* RECORDS TO USE:

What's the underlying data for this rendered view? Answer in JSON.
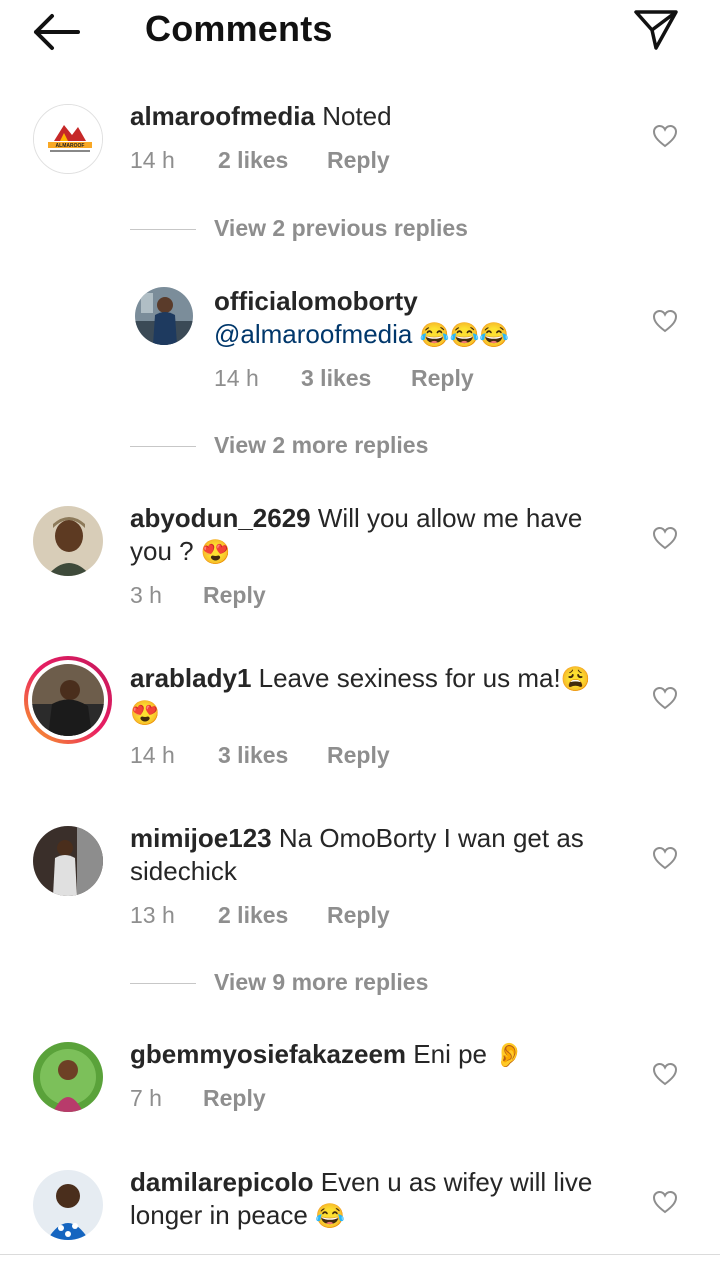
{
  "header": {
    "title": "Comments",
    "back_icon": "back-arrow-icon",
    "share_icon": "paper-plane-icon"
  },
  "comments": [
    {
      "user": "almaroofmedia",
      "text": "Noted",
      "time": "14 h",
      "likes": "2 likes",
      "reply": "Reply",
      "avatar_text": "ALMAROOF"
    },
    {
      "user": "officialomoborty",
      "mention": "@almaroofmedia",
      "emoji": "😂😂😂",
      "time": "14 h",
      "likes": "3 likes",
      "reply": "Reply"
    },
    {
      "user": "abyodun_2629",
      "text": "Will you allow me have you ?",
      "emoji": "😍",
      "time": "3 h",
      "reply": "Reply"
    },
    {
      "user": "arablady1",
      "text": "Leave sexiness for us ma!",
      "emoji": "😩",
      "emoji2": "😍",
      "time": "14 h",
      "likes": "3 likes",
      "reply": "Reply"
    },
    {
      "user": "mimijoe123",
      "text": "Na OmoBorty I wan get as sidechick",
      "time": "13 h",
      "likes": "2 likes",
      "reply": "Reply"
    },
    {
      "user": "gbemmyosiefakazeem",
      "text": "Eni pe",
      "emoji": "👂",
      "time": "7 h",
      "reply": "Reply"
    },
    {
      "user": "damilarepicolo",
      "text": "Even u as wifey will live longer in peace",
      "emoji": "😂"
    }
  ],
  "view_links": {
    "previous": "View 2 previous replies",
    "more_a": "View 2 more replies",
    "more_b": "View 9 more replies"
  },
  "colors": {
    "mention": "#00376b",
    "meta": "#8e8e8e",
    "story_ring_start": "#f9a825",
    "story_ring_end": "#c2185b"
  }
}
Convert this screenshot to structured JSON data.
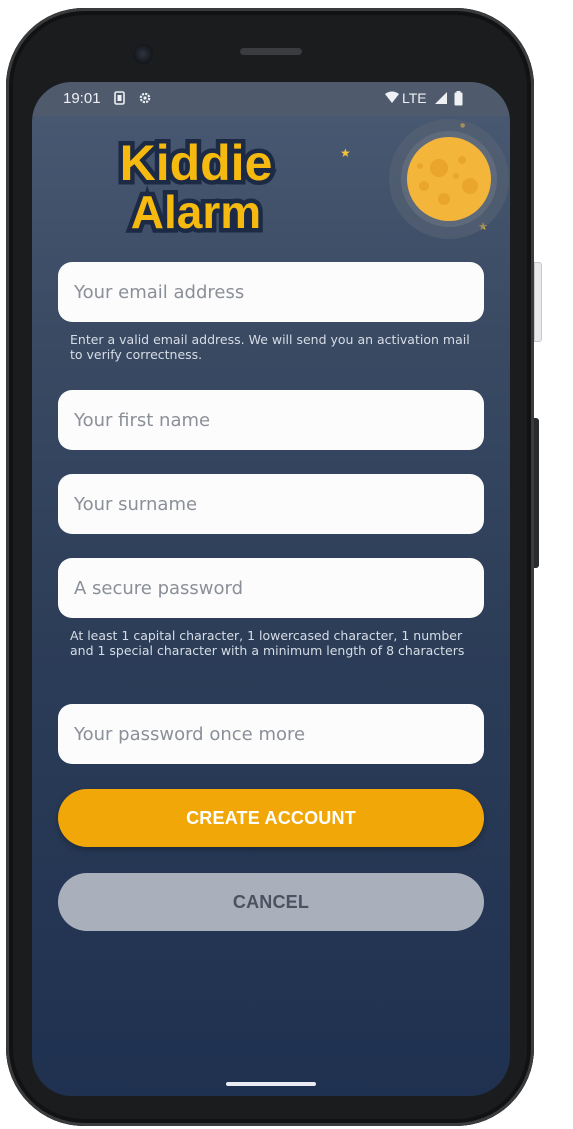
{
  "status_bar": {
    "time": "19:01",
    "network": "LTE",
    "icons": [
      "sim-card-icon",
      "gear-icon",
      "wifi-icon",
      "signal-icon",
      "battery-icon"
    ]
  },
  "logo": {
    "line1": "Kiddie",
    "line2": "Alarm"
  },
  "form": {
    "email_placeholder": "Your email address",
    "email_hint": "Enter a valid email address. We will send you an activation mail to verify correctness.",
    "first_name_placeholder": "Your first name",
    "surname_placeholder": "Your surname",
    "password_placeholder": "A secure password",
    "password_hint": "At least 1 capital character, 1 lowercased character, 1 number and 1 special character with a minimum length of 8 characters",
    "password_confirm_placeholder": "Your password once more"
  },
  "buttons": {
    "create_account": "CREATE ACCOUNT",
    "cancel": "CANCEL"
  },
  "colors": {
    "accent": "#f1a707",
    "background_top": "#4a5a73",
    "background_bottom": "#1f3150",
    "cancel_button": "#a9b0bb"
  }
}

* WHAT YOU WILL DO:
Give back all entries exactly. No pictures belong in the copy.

* REPLY:
What's the underlying data for this rendered view? Answer in JSON.
{
  "header": {
    "title": "Comments",
    "back_icon": "back-arrow-icon",
    "share_icon": "paper-plane-icon"
  },
  "comments": [
    {
      "user": "almaroofmedia",
      "text": "Noted",
      "time": "14 h",
      "likes": "2 likes",
      "reply": "Reply",
      "avatar_text": "ALMAROOF"
    },
    {
      "user": "officialomoborty",
      "mention": "@almaroofmedia",
      "emoji": "😂😂😂",
      "time": "14 h",
      "likes": "3 likes",
      "reply": "Reply"
    },
    {
      "user": "abyodun_2629",
      "text": "Will you allow me have you ?",
      "emoji": "😍",
      "time": "3 h",
      "reply": "Reply"
    },
    {
      "user": "arablady1",
      "text": "Leave sexiness for us ma!",
      "emoji": "😩",
      "emoji2": "😍",
      "time": "14 h",
      "likes": "3 likes",
      "reply": "Reply"
    },
    {
      "user": "mimijoe123",
      "text": "Na OmoBorty I wan get as sidechick",
      "time": "13 h",
      "likes": "2 likes",
      "reply": "Reply"
    },
    {
      "user": "gbemmyosiefakazeem",
      "text": "Eni pe",
      "emoji": "👂",
      "time": "7 h",
      "reply": "Reply"
    },
    {
      "user": "damilarepicolo",
      "text": "Even u as wifey will live longer in peace",
      "emoji": "😂"
    }
  ],
  "view_links": {
    "previous": "View 2 previous replies",
    "more_a": "View 2 more replies",
    "more_b": "View 9 more replies"
  },
  "colors": {
    "mention": "#00376b",
    "meta": "#8e8e8e",
    "story_ring_start": "#f9a825",
    "story_ring_end": "#c2185b"
  }
}
Convert this screenshot to structured JSON data.
{
  "status_bar": {
    "time": "19:01",
    "network": "LTE",
    "icons": [
      "sim-card-icon",
      "gear-icon",
      "wifi-icon",
      "signal-icon",
      "battery-icon"
    ]
  },
  "logo": {
    "line1": "Kiddie",
    "line2": "Alarm"
  },
  "form": {
    "email_placeholder": "Your email address",
    "email_hint": "Enter a valid email address. We will send you an activation mail to verify correctness.",
    "first_name_placeholder": "Your first name",
    "surname_placeholder": "Your surname",
    "password_placeholder": "A secure password",
    "password_hint": "At least 1 capital character, 1 lowercased character, 1 number and 1 special character with a minimum length of 8 characters",
    "password_confirm_placeholder": "Your password once more"
  },
  "buttons": {
    "create_account": "CREATE ACCOUNT",
    "cancel": "CANCEL"
  },
  "colors": {
    "accent": "#f1a707",
    "background_top": "#4a5a73",
    "background_bottom": "#1f3150",
    "cancel_button": "#a9b0bb"
  }
}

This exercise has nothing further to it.